Amps, cabs and watts

Discussion in 'Amps and Cabs [BG]' started by dllive, Mar 17, 2014.

  1. dllive


    Dec 30, 2011
    I have a 200 watt amp and a 300 watt cab. Does this mean I will only ever get 200 watts of sound out of my cab?
  2. lokikallas

    lokikallas Supporting Member

    Aug 15, 2010
    los angeles
    Pretty much, but that puts you in a fairly safe range to crank the amp without fear of blowing speakers.
  3. dllive


    Dec 30, 2011
    Thanks. I hadnt thought of blowing the speaker. So its always best that the cab is higher wattage than th ehead.
  4. CL400Peavey

    CL400Peavey Supporting Member

    Nov 7, 2011
    Grand Rapids Michigan

    To the OP: use your ears and what is between them. If the cab sounds like it is going to blow then it will. Many cabs reach their mechanical limits well before their thermal ratings.
  5. dwjazz54


    Jan 21, 2003
    Jersey City, NJ
    ^^^^This x1000^^^^

    Wattage ratings are, in essence, just numbers. Amps may put out spikes higher than their advertised ratings. Cabs can give out if EQ's and brains are not properly utilized.

    And this has been SOOO covered.
  6. Jaco who?

    Jaco who?

    May 20, 2008
    The amount of power the amp puts out is determined by the impedance of the cab, not at what it's rated for. If it is an 8Ω cab and your amp puts out 200 watts @ 4Ωs, you'll probably get around 130 watts.

    If it is a 4Ω cab and your amp puts out 200 watts @4Ωs, you will get 200 watts to the cab.

    There are stickies above about this, although they can get annoying as heck to read if they're shown in a typical bickering thread type of format. ;)
  7. Munjibunga

    Munjibunga Total Hyper-Elite Member Gold Supporting Member

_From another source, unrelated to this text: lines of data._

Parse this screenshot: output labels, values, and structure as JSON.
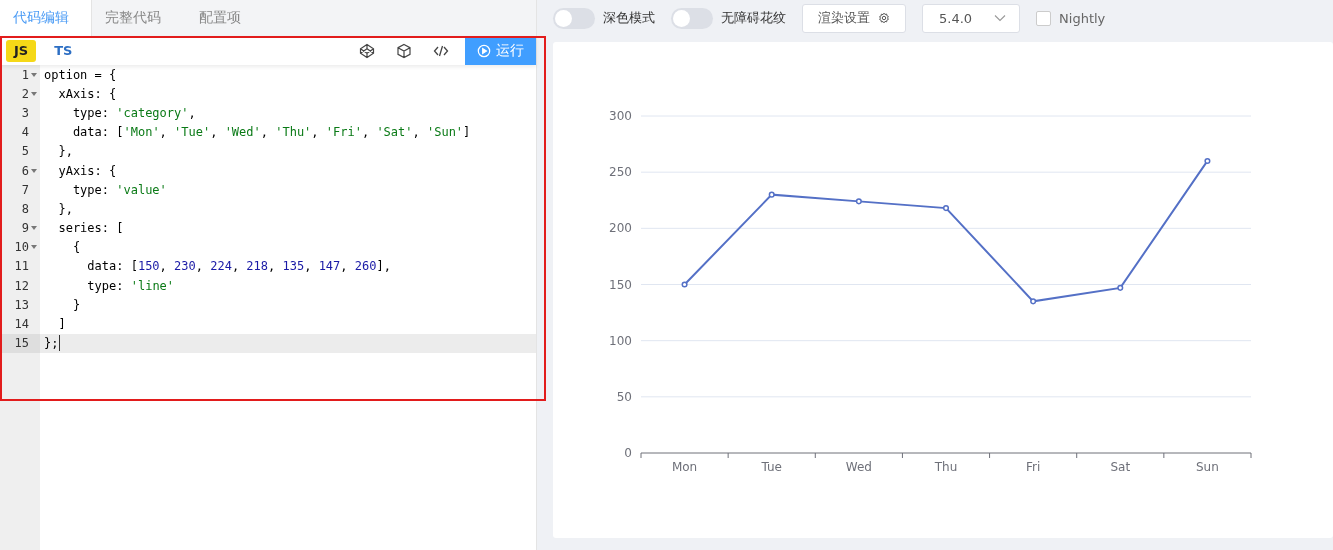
{
  "left_tabs": [
    {
      "label": "代码编辑",
      "selected": true
    },
    {
      "label": "完整代码",
      "selected": false
    },
    {
      "label": "配置项",
      "selected": false
    }
  ],
  "languages": [
    {
      "label": "JS",
      "selected": true
    },
    {
      "label": "TS",
      "selected": false
    }
  ],
  "run_button": "运行",
  "code": [
    {
      "number": "1",
      "foldable": true,
      "active": false,
      "tokens": [
        {
          "kind": "plain",
          "text": "option = {"
        }
      ]
    },
    {
      "number": "2",
      "foldable": true,
      "active": false,
      "tokens": [
        {
          "kind": "plain",
          "text": "  xAxis: {"
        }
      ]
    },
    {
      "number": "3",
      "foldable": false,
      "active": false,
      "tokens": [
        {
          "kind": "plain",
          "text": "    type: "
        },
        {
          "kind": "string",
          "text": "'category'"
        },
        {
          "kind": "plain",
          "text": ","
        }
      ]
    },
    {
      "number": "4",
      "foldable": false,
      "active": false,
      "tokens": [
        {
          "kind": "plain",
          "text": "    data: ["
        },
        {
          "kind": "string",
          "text": "'Mon'"
        },
        {
          "kind": "plain",
          "text": ", "
        },
        {
          "kind": "string",
          "text": "'Tue'"
        },
        {
          "kind": "plain",
          "text": ", "
        },
        {
          "kind": "string",
          "text": "'Wed'"
        },
        {
          "kind": "plain",
          "text": ", "
        },
        {
          "kind": "string",
          "text": "'Thu'"
        },
        {
          "kind": "plain",
          "text": ", "
        },
        {
          "kind": "string",
          "text": "'Fri'"
        },
        {
          "kind": "plain",
          "text": ", "
        },
        {
          "kind": "string",
          "text": "'Sat'"
        },
        {
          "kind": "plain",
          "text": ", "
        },
        {
          "kind": "string",
          "text": "'Sun'"
        },
        {
          "kind": "plain",
          "text": "]"
        }
      ]
    },
    {
      "number": "5",
      "foldable": false,
      "active": false,
      "tokens": [
        {
          "kind": "plain",
          "text": "  },"
        }
      ]
    },
    {
      "number": "6",
      "foldable": true,
      "active": false,
      "tokens": [
        {
          "kind": "plain",
          "text": "  yAxis: {"
        }
      ]
    },
    {
      "number": "7",
      "foldable": false,
      "active": false,
      "tokens": [
        {
          "kind": "plain",
          "text": "    type: "
        },
        {
          "kind": "string",
          "text": "'value'"
        }
      ]
    },
    {
      "number": "8",
      "foldable": false,
      "active": false,
      "tokens": [
        {
          "kind": "plain",
          "text": "  },"
        }
      ]
    },
    {
      "number": "9",
      "foldable": true,
      "active": false,
      "tokens": [
        {
          "kind": "plain",
          "text": "  series: ["
        }
      ]
    },
    {
      "number": "10",
      "foldable": true,
      "active": false,
      "tokens": [
        {
          "kind": "plain",
          "text": "    {"
        }
      ]
    },
    {
      "number": "11",
      "foldable": false,
      "active": false,
      "tokens": [
        {
          "kind": "plain",
          "text": "      data: ["
        },
        {
          "kind": "number",
          "text": "150"
        },
        {
          "kind": "plain",
          "text": ", "
        },
        {
          "kind": "number",
          "text": "230"
        },
        {
          "kind": "plain",
          "text": ", "
        },
        {
          "kind": "number",
          "text": "224"
        },
        {
          "kind": "plain",
          "text": ", "
        },
        {
          "kind": "number",
          "text": "218"
        },
        {
          "kind": "plain",
          "text": ", "
        },
        {
          "kind": "number",
          "text": "135"
        },
        {
          "kind": "plain",
          "text": ", "
        },
        {
          "kind": "number",
          "text": "147"
        },
        {
          "kind": "plain",
          "text": ", "
        },
        {
          "kind": "number",
          "text": "260"
        },
        {
          "kind": "plain",
          "text": "],"
        }
      ]
    },
    {
      "number": "12",
      "foldable": false,
      "active": false,
      "tokens": [
        {
          "kind": "plain",
          "text": "      type: "
        },
        {
          "kind": "string",
          "text": "'line'"
        }
      ]
    },
    {
      "number": "13",
      "foldable": false,
      "active": false,
      "tokens": [
        {
          "kind": "plain",
          "text": "    }"
        }
      ]
    },
    {
      "number": "14",
      "foldable": false,
      "active": false,
      "tokens": [
        {
          "kind": "plain",
          "text": "  ]"
        }
      ]
    },
    {
      "number": "15",
      "foldable": false,
      "active": true,
      "tokens": [
        {
          "kind": "plain",
          "text": "};"
        }
      ]
    }
  ],
  "toolbar": {
    "toggles": [
      {
        "label": "深色模式",
        "on": false
      },
      {
        "label": "无障碍花纹",
        "on": false
      }
    ],
    "render_settings": "渲染设置",
    "version": "5.4.0",
    "nightly": {
      "label": "Nightly",
      "checked": false
    }
  },
  "chart": {
    "chart_data": {
      "type": "line",
      "categories": [
        "Mon",
        "Tue",
        "Wed",
        "Thu",
        "Fri",
        "Sat",
        "Sun"
      ],
      "series": [
        {
          "color": "#5470c6",
          "marker": true,
          "values": [
            150,
            230,
            224,
            218,
            135,
            147,
            260
          ]
        }
      ],
      "ylim": [
        0,
        300
      ],
      "yticks": [
        0,
        50,
        100,
        150,
        200,
        250,
        300
      ],
      "grid": true
    }
  }
}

    May 6, 2000
    San Diego (when not at Groom Lake)
    Independent Contractor to Bass San Diego
    You might not even get that without blowing a speaker. See post #4.